• **What to do**
Copy out the entries that follow. Leave none out.

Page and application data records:
═══

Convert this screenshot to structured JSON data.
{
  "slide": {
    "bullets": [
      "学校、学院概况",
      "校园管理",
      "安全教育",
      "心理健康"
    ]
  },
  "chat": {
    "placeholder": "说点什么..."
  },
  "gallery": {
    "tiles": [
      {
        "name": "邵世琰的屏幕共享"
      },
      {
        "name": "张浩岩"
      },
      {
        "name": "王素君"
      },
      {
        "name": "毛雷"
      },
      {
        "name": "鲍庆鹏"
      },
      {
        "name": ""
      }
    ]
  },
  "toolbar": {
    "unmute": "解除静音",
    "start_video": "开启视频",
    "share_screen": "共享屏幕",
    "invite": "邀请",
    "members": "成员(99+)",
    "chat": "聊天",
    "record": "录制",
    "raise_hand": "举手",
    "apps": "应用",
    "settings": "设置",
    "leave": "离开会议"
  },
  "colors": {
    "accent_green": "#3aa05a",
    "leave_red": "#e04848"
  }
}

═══

• **Exercise answer**
Convert this screenshot to structured JSON data.
{
  "slide": {
    "bullets": [
      "学校、学院概况",
      "校园管理",
      "安全教育",
      "心理健康"
    ]
  },
  "chat": {
    "placeholder": "说点什么..."
  },
  "gallery": {
    "tiles": [
      {
        "name": "邵世琰的屏幕共享"
      },
      {
        "name": "张浩岩"
      },
      {
        "name": "王素君"
      },
      {
        "name": "毛雷"
      },
      {
        "name": "鲍庆鹏"
      },
      {
        "name": ""
      }
    ]
  },
  "toolbar": {
    "unmute": "解除静音",
    "start_video": "开启视频",
    "share_screen": "共享屏幕",
    "invite": "邀请",
    "members": "成员(99+)",
    "chat": "聊天",
    "record": "录制",
    "raise_hand": "举手",
    "apps": "应用",
    "settings": "设置",
    "leave": "离开会议"
  },
  "colors": {
    "accent_green": "#3aa05a",
    "leave_red": "#e04848"
  }
}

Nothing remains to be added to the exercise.